(Extracted records)
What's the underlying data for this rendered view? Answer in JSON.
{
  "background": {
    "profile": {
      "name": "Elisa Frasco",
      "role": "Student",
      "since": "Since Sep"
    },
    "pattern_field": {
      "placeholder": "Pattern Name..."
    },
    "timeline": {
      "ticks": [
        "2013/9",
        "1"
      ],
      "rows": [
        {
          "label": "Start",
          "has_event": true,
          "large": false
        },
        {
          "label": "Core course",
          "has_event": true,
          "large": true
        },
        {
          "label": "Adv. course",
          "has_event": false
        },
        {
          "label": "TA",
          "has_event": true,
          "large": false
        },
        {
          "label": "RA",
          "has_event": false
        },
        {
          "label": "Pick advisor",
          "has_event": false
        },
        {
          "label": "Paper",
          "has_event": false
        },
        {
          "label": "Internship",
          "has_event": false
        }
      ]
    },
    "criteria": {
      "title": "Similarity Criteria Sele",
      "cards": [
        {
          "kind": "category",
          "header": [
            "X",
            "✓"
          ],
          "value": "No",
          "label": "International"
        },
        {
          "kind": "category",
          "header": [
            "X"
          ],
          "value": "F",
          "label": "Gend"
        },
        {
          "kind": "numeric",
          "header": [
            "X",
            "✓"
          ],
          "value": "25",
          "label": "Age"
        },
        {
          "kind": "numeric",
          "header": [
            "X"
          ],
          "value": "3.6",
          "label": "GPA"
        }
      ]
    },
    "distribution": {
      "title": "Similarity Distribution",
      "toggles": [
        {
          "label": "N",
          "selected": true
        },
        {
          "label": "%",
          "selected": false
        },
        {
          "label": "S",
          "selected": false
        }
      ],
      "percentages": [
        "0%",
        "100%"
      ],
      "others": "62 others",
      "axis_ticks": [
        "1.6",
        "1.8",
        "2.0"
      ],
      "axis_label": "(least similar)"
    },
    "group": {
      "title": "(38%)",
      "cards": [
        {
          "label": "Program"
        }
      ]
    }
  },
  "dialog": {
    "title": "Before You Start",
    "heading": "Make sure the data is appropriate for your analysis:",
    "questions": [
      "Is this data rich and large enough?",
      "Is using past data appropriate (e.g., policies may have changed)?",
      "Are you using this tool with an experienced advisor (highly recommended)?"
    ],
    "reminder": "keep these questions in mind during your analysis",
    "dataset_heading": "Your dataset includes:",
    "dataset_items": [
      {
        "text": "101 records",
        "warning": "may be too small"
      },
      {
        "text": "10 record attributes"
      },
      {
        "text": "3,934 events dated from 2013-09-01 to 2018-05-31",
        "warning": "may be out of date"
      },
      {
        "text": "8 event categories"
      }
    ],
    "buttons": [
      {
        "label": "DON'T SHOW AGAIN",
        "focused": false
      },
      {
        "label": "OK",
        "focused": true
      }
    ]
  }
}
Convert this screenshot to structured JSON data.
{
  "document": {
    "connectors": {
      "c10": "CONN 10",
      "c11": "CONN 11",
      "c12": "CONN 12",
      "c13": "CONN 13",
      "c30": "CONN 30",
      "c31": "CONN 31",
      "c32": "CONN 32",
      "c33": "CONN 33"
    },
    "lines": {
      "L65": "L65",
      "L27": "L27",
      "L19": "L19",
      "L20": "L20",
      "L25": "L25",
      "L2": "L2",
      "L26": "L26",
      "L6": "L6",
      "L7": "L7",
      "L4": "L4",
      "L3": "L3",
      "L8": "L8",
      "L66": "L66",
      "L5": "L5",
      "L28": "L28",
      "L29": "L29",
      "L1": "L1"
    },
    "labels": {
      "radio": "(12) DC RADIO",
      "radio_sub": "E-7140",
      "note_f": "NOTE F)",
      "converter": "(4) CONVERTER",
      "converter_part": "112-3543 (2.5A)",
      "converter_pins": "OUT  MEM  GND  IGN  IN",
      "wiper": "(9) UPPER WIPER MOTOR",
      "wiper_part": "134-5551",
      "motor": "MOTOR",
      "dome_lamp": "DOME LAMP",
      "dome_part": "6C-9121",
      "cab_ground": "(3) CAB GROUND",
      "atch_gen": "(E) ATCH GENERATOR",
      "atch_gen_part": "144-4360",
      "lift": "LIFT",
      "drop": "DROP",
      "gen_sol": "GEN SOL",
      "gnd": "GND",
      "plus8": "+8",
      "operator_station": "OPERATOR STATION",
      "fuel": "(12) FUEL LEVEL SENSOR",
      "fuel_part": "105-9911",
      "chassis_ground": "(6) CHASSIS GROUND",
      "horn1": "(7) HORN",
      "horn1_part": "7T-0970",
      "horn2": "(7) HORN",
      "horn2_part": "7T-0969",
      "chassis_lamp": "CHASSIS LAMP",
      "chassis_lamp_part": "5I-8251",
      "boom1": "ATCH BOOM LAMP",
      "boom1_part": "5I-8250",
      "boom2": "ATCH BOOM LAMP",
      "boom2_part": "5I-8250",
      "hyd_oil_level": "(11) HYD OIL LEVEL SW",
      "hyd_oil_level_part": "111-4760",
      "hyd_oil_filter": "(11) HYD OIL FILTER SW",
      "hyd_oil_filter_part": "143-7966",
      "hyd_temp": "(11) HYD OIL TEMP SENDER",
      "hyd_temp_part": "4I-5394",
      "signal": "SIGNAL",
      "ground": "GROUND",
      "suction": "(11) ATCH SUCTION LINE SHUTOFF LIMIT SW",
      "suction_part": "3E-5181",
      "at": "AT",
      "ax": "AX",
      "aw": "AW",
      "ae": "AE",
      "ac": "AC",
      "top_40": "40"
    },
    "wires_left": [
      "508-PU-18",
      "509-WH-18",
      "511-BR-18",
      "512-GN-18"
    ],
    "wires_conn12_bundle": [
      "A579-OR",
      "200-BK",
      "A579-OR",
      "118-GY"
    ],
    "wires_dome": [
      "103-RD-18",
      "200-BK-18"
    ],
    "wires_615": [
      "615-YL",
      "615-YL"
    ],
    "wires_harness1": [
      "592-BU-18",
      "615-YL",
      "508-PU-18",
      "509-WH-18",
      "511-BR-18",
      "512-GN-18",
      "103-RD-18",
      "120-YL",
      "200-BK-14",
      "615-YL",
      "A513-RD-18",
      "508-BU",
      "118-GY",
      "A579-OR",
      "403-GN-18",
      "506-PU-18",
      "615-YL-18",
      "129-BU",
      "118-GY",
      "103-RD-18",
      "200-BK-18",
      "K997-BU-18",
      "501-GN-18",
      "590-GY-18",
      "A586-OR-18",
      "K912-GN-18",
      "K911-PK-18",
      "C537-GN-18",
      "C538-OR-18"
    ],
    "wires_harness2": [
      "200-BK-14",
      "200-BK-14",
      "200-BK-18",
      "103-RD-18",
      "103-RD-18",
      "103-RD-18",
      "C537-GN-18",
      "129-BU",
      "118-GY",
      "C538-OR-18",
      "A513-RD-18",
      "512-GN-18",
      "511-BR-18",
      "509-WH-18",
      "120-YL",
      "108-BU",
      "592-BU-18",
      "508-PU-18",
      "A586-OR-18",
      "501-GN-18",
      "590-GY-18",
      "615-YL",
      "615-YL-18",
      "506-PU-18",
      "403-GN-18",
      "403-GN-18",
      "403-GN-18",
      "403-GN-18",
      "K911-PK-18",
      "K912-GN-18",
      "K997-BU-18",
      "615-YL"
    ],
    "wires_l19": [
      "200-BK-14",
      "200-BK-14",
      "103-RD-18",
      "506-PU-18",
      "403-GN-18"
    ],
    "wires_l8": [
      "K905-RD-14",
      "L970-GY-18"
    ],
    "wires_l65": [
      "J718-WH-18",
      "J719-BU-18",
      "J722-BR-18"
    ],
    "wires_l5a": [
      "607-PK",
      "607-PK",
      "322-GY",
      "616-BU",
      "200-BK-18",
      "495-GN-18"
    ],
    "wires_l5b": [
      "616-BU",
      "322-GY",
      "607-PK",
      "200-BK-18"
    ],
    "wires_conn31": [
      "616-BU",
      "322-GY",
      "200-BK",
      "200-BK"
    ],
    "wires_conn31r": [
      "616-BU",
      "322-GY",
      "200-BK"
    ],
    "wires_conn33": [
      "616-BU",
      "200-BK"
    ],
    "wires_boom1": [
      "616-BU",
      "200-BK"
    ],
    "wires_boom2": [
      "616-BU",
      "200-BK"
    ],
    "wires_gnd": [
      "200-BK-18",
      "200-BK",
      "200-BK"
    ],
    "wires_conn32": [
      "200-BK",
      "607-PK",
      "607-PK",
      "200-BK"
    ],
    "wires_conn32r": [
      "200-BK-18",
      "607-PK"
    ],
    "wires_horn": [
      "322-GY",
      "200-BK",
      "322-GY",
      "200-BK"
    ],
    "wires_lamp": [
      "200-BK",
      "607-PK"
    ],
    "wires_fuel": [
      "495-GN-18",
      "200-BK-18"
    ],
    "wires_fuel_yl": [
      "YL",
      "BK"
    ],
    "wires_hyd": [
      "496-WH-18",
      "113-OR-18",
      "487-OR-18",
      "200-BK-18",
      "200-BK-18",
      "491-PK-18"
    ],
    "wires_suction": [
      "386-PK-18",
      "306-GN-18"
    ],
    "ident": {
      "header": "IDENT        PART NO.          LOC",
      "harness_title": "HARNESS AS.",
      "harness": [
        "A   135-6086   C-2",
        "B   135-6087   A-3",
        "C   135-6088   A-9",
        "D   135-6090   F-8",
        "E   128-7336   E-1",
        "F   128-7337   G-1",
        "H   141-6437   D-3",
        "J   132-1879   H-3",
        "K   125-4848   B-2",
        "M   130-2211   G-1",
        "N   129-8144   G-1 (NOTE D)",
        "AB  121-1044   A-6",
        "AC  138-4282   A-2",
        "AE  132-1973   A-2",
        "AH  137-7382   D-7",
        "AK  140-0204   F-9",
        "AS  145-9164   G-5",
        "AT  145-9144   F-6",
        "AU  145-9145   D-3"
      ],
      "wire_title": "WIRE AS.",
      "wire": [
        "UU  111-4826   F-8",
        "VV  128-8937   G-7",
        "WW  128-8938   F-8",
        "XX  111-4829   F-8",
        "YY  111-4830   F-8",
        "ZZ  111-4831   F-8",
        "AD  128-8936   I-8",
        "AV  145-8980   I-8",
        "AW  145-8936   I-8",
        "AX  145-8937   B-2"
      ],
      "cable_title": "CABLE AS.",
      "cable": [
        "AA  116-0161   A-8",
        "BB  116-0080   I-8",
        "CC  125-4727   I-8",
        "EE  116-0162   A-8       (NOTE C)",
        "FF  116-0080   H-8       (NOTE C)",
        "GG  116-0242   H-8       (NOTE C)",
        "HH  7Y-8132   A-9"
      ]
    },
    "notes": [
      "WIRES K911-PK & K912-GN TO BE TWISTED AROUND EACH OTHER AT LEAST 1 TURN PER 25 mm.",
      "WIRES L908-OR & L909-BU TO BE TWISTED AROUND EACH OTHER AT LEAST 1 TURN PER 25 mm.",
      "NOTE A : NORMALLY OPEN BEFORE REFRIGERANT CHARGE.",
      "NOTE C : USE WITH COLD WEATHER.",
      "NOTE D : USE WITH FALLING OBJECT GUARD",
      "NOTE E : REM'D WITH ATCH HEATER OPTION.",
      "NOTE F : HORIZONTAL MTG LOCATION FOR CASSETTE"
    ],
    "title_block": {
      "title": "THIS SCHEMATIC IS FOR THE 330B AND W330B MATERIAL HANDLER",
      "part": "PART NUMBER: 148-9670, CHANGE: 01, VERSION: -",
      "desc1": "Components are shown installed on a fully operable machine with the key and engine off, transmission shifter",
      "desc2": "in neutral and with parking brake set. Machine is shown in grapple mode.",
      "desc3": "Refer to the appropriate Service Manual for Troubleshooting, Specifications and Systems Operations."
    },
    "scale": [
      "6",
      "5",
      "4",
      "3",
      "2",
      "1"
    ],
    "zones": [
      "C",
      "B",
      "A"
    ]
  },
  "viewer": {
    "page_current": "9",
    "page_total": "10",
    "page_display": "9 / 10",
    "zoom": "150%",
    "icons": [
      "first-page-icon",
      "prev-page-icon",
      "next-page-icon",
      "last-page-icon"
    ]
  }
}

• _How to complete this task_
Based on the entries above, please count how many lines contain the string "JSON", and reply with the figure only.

• _Result of this exercise_
2